# What you will do:
Work through the data below and copy out every line where "JSON" is found.

# Exercise materials:
»»
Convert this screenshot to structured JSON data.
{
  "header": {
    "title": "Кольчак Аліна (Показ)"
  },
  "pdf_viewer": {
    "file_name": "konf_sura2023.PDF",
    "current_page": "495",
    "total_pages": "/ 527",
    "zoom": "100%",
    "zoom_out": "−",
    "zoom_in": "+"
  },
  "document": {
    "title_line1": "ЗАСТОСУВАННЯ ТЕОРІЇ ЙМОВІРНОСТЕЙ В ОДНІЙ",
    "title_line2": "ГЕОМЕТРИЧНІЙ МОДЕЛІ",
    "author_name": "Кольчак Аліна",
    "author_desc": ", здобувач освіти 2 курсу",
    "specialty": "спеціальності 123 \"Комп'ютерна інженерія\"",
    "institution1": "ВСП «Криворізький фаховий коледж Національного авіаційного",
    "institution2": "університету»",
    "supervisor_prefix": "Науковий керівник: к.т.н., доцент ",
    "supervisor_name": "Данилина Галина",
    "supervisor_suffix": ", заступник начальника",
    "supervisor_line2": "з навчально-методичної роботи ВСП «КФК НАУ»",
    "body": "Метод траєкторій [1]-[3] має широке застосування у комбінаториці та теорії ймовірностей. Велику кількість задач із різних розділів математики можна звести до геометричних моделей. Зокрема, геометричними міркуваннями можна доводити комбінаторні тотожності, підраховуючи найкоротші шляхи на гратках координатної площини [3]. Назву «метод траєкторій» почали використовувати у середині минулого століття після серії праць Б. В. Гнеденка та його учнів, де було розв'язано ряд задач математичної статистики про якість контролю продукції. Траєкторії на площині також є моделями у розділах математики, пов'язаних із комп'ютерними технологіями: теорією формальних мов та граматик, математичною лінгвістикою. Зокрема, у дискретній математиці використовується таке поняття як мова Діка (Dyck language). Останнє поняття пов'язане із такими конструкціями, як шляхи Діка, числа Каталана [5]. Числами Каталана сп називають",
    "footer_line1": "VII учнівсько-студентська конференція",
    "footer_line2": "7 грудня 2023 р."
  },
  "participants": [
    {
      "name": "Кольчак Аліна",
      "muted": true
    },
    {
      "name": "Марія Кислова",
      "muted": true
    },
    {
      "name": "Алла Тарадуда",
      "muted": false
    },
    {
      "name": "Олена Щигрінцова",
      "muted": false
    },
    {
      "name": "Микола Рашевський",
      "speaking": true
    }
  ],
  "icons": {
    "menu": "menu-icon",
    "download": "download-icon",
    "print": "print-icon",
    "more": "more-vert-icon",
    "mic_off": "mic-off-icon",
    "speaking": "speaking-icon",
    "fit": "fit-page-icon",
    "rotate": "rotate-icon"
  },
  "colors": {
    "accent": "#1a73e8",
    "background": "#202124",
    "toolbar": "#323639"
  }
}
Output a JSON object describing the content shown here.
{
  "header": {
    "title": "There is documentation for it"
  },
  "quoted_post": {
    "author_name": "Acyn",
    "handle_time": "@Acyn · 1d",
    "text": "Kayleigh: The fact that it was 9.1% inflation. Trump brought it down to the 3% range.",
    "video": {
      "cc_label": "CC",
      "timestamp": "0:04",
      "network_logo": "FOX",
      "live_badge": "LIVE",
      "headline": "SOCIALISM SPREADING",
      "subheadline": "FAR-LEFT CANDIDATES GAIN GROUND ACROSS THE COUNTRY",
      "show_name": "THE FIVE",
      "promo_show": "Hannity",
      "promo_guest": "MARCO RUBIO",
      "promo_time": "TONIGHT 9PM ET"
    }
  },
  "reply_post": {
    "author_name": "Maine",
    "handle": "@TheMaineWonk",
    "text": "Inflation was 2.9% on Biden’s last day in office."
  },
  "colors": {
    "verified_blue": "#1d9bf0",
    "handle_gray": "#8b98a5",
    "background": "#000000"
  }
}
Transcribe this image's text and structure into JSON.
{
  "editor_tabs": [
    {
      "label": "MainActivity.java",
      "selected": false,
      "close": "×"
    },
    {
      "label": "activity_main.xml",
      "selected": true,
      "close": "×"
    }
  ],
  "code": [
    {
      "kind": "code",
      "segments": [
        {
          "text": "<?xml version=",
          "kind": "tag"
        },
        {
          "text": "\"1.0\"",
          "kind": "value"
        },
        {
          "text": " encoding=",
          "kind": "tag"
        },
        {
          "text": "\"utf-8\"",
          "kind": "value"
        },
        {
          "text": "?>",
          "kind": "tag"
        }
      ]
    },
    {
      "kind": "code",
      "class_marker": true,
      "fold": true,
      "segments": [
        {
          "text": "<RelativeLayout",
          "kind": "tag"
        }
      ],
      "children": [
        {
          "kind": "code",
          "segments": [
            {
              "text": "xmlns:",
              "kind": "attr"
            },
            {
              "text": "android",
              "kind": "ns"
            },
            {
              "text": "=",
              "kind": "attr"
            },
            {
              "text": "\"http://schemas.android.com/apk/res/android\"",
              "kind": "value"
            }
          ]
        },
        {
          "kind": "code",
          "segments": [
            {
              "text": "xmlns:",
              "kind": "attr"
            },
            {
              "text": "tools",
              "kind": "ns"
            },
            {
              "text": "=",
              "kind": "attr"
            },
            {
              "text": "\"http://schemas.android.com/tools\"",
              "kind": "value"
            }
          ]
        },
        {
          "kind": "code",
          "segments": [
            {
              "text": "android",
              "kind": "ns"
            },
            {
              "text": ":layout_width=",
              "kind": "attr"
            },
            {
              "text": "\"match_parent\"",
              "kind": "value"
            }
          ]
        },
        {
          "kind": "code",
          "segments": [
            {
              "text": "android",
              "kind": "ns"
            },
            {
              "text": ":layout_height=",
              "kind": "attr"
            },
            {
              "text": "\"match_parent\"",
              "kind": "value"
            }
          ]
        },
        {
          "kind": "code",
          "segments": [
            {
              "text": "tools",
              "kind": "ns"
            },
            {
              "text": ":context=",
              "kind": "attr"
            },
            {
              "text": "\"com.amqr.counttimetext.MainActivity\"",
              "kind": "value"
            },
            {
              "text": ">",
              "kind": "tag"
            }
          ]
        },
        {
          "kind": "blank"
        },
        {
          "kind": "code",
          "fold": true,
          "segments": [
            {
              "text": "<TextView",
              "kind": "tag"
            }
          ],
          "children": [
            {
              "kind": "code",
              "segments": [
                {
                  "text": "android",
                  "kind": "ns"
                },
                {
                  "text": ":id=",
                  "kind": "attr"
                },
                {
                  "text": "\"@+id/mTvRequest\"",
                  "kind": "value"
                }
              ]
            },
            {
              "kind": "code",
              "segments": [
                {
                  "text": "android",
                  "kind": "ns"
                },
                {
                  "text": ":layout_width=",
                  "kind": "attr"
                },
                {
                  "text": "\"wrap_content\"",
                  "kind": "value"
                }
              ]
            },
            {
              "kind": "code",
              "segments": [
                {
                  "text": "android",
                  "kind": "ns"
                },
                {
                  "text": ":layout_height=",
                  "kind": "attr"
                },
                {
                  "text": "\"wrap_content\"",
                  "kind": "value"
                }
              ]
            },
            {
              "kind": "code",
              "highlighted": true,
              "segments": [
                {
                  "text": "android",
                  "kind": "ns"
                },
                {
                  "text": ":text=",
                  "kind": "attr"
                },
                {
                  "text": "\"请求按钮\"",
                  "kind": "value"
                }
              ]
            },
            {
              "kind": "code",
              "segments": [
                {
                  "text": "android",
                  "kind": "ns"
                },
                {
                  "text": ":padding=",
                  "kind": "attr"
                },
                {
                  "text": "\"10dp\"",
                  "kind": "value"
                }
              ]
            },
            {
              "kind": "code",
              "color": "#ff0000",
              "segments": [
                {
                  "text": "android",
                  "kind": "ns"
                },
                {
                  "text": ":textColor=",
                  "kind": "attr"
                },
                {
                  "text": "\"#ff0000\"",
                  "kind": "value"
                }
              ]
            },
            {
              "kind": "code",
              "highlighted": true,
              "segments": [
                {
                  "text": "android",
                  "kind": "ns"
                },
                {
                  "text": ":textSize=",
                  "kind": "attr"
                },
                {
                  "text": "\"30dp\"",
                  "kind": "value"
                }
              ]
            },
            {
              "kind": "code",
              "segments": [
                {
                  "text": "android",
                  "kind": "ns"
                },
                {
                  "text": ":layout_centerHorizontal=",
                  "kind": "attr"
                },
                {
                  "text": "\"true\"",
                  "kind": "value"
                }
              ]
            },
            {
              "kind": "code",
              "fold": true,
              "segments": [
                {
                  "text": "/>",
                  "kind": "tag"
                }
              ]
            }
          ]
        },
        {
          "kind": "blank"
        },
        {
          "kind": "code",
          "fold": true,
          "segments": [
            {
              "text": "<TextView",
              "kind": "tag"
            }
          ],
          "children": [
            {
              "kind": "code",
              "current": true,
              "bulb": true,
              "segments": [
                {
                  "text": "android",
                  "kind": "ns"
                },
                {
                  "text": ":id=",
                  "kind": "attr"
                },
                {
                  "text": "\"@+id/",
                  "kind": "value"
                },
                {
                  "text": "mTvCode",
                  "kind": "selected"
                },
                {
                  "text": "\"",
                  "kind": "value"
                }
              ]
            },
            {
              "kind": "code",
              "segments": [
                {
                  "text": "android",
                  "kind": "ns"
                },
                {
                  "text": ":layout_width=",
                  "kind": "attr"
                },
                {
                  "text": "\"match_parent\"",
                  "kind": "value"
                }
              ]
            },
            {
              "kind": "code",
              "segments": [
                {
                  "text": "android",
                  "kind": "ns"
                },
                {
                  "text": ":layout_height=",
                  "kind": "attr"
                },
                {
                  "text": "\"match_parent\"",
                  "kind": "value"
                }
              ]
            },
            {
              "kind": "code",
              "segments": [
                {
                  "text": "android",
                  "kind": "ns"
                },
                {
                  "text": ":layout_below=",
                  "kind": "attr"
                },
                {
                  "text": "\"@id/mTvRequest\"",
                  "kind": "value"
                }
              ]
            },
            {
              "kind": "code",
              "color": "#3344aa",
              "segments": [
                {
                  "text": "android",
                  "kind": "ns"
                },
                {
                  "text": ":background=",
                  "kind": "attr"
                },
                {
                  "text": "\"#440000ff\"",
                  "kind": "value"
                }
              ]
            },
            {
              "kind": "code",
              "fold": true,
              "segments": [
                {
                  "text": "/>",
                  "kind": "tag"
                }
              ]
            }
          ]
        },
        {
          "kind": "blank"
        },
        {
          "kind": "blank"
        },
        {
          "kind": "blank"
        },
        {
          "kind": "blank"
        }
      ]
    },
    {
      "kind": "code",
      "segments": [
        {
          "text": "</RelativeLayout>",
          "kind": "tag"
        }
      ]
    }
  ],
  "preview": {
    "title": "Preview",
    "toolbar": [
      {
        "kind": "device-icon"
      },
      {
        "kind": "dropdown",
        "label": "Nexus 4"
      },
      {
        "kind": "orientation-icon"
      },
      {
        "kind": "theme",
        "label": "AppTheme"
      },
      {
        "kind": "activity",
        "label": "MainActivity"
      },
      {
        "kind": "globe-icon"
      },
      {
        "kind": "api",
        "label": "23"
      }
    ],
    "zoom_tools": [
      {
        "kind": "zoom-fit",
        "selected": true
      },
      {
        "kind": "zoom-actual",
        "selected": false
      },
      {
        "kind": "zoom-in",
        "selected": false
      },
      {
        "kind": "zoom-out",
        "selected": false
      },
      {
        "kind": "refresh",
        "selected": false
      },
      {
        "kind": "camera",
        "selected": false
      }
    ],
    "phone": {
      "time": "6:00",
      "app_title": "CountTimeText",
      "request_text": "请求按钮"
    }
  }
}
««
# Result of this exercise:
Convert this screenshot to structured JSON data.
Output a JSON object describing the content shown here.
Transcribe this image's text and structure into JSON.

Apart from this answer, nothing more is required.